Shari Smith, payment services manager with PeoplesChoice Credit Union, talks to Thornton Academy student Ina Vu at a Financial Fitness Fair at the school on Wednesday. LIZ GOTTHELF/Journal Tribune

Shari Smith, payment services manager with PeoplesChoice Credit Union, talks to Thornton Academy student Ina Vu at a Financial Fitness Fair at the school on Wednesday. LIZ GOTTHELF/Journal Tribune

SACO — Navigating your way to adulthood can be daunting, but teaching students to face obstacles that lie ahead now, can help them make smarter decisions later.

Members of the junior class gathered at Linnell Gym for a Financial Fitness Fair on Wednesday morning. Prior to the event, each student had declared what they wanted to do for a career in the future. Students received a binder with salary information for their desired career path.

A series of booths were set up in the gym, each representing a different life expense such as housing, vehicle or clothing. Students went to the different stations, working with volunteers from area credit unions to determine what their cost of living would be and to create a monthly budget that doesn’t exceed their income.

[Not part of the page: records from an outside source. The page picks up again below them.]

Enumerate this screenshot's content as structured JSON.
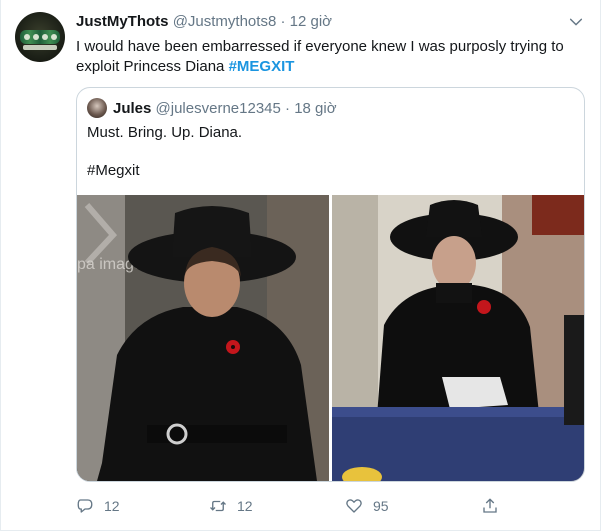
{
  "tweet": {
    "author": {
      "name": "JustMyThots",
      "handle": "@Justmythots8",
      "avatar_icon": "crown-avatar-icon"
    },
    "separator": "·",
    "time": "12 giờ",
    "text_before": "I would have been embarressed if everyone knew I was purposly trying to exploit Princess Diana ",
    "hashtag": "#MEGXIT",
    "menu_icon": "chevron-down-icon"
  },
  "quote": {
    "author": {
      "name": "Jules",
      "handle": "@julesverne12345",
      "avatar_icon": "user-avatar-icon"
    },
    "separator": "·",
    "time": "18 giờ",
    "line1": "Must. Bring. Up. Diana.",
    "line2": "#Megxit",
    "photos": [
      {
        "name": "photo-left",
        "watermark": "pa images"
      },
      {
        "name": "photo-right"
      }
    ]
  },
  "actions": {
    "reply": {
      "icon": "reply-icon",
      "count": "12"
    },
    "retweet": {
      "icon": "retweet-icon",
      "count": "12"
    },
    "like": {
      "icon": "heart-icon",
      "count": "95"
    },
    "share": {
      "icon": "share-icon"
    }
  },
  "colors": {
    "link": "#1b95e0",
    "secondary": "#657786",
    "border": "#ccd6dd"
  }
}
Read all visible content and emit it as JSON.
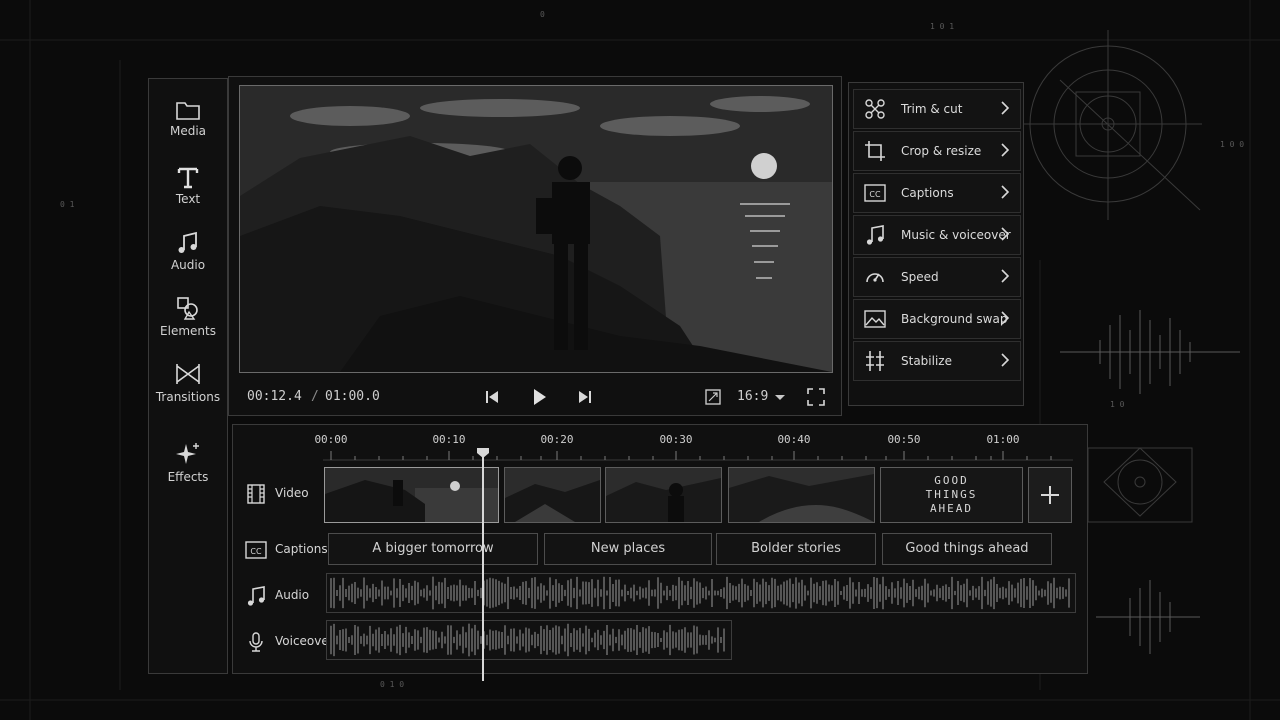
{
  "sidebar": {
    "items": [
      {
        "label": "Media",
        "icon": "folder-icon"
      },
      {
        "label": "Text",
        "icon": "text-icon"
      },
      {
        "label": "Audio",
        "icon": "music-note-icon"
      },
      {
        "label": "Elements",
        "icon": "shapes-icon"
      },
      {
        "label": "Transitions",
        "icon": "transition-icon"
      },
      {
        "label": "Effects",
        "icon": "sparkle-icon"
      }
    ]
  },
  "preview": {
    "current_time": "00:12.4",
    "separator": "/",
    "duration": "01:00.0",
    "aspect_ratio": "16:9"
  },
  "tools": {
    "items": [
      {
        "label": "Trim & cut",
        "icon": "scissors-icon"
      },
      {
        "label": "Crop & resize",
        "icon": "crop-icon"
      },
      {
        "label": "Captions",
        "icon": "closed-captions-icon"
      },
      {
        "label": "Music & voiceover",
        "icon": "music-note-icon"
      },
      {
        "label": "Speed",
        "icon": "speedometer-icon"
      },
      {
        "label": "Background swap",
        "icon": "image-icon"
      },
      {
        "label": "Stabilize",
        "icon": "stabilize-icon"
      }
    ]
  },
  "timeline": {
    "ticks": [
      "00:00",
      "00:10",
      "00:20",
      "00:30",
      "00:40",
      "00:50",
      "01:00"
    ],
    "playhead_time": "00:12.4",
    "tracks": {
      "video": "Video",
      "captions": "Captions",
      "audio": "Audio",
      "voiceover": "Voiceover"
    },
    "title_card": [
      "GOOD",
      "THINGS",
      "AHEAD"
    ],
    "captions": [
      "A bigger tomorrow",
      "New places",
      "Bolder stories",
      "Good things ahead"
    ]
  },
  "decor": {
    "binary_strings": [
      "0",
      "1 0 1",
      "1 0 0",
      "0 1",
      "1 0",
      "0 1 0"
    ]
  },
  "colors": {
    "background": "#0b0b0b",
    "panel": "#101010",
    "border": "#3a3a3a",
    "foreground": "#d8d8d8"
  }
}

Student Luke Gosselin, sat down with a chart of his costs and a calculator after visiting the different booths. Gosselin said he wants to be an environmental engineer. “I don’t make as much as I thought,” he said. Gosselin said in order to meet expenses in his mock life plan, he’ll have to compromise and buy a different car than he had wanted.

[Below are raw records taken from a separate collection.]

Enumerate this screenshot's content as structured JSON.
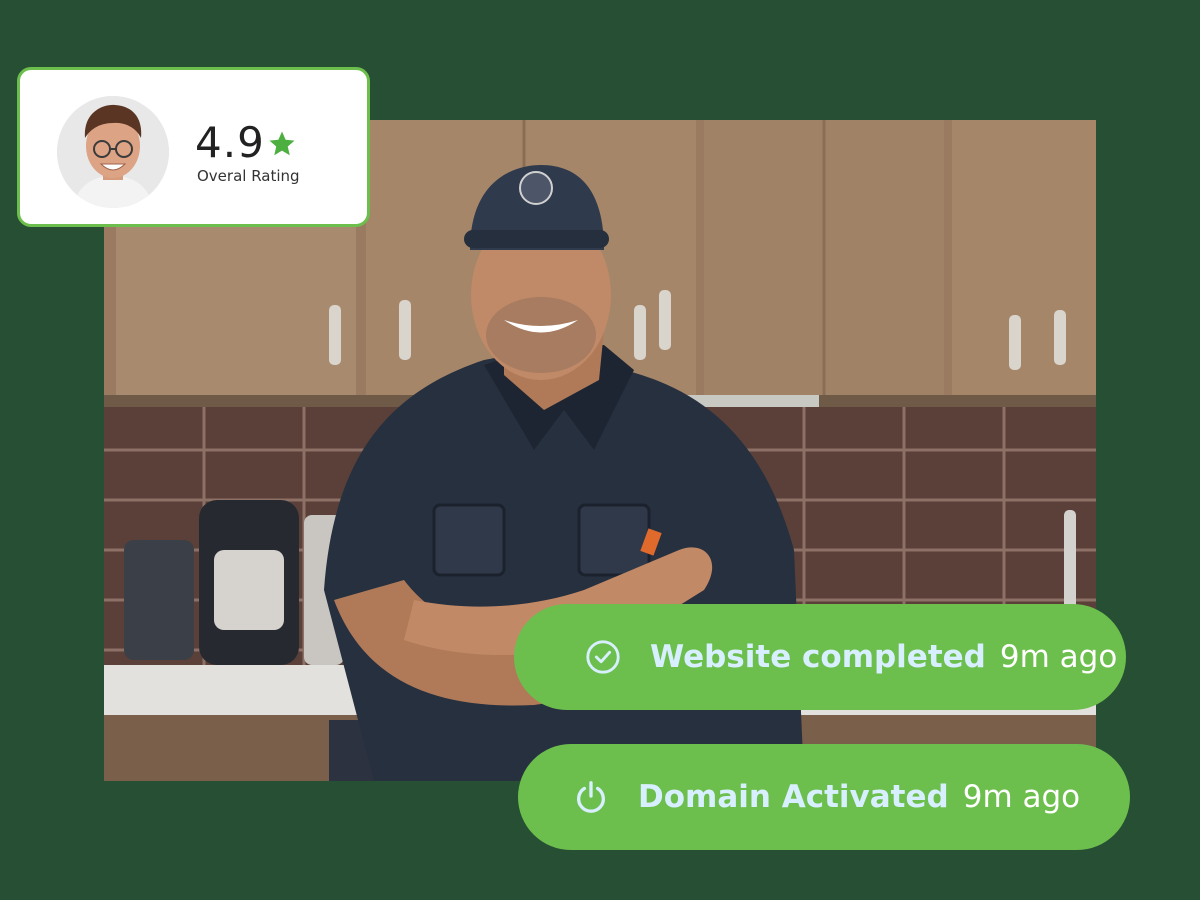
{
  "rating_card": {
    "value": "4.9",
    "label": "Overal Rating",
    "star_icon": "star-icon",
    "avatar_icon": "avatar"
  },
  "notifications": [
    {
      "icon": "check-circle-icon",
      "label": "Website completed",
      "time": "9m ago"
    },
    {
      "icon": "power-icon",
      "label": "Domain Activated",
      "time": "9m ago"
    }
  ],
  "colors": {
    "background": "#274f34",
    "accent_green": "#6cbf4d",
    "pill_text": "#d8efff"
  },
  "photo": {
    "subject": "smiling technician with crossed arms in kitchen"
  }
}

Student Ina Vu said she liked the activity because it was very specific in detailing what the costs of adulthood would be.

“This is teaching them about life,” said event organizer Brenda Piecuch, vice president of compliance at PeoplesChoice Credit Union. The fair teaches students about the importance of good credit and what choices they may have to make if they pursue a career in their chosen field, she said.
Piecuch said similar fairs have been done at other high schools as well as the Maine Correctional Center.

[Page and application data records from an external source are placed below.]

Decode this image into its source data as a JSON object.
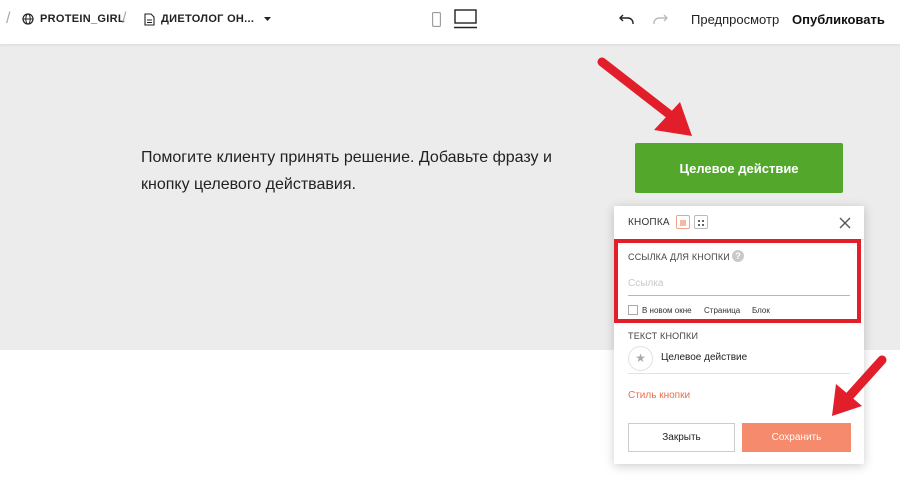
{
  "toolbar": {
    "site_name": "PROTEIN_GIRL",
    "page_name": "ДИЕТОЛОГ ОН...",
    "preview_label": "Предпросмотр",
    "publish_label": "Опубликовать"
  },
  "block": {
    "text_line1": "Помогите клиенту принять решение. Добавьте фразу и",
    "text_line2": "кнопку целевого действавия.",
    "cta_label": "Целевое действие",
    "cta_color": "#53a72a"
  },
  "popup": {
    "title": "КНОПКА",
    "link_section_label": "ССЫЛКА ДЛЯ КНОПКИ",
    "help_icon": "?",
    "link_placeholder": "Ссылка",
    "link_value": "",
    "new_window_label": "В новом окне",
    "page_option": "Страница",
    "block_option": "Блок",
    "button_text_label": "ТЕКСТ КНОПКИ",
    "button_text_value": "Целевое действие",
    "button_style_link": "Стиль кнопки",
    "close_label": "Закрыть",
    "save_label": "Сохранить"
  },
  "colors": {
    "highlight": "#e31e2b",
    "save_button": "#f58b6c",
    "accent_link": "#e8704a",
    "cta": "#53a72a"
  },
  "icons": [
    "globe-icon",
    "page-doc-icon",
    "dropdown-caret-icon",
    "mobile-view-icon",
    "desktop-view-icon",
    "undo-icon",
    "redo-icon",
    "list-view-icon",
    "grid-view-icon",
    "close-icon",
    "help-icon",
    "star-icon",
    "arrow-annotation"
  ]
}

Linda Verville, career development and community outreach associate with Thornton Academy, said the fair gives students a good overview of all the costs they’ll face as adults. She said though it might seem kind of overwhelming, it’s good for students to have their eyes open and what to expect in the future. Students can make mistakes now on a mock life plan, she said, so they have a reference to draw from later in real life.

Staff Writer Liz Gotthelf can be contacted at 282-1535, ext. 325 or [email protected]


Comments are not available on this story.

filed under: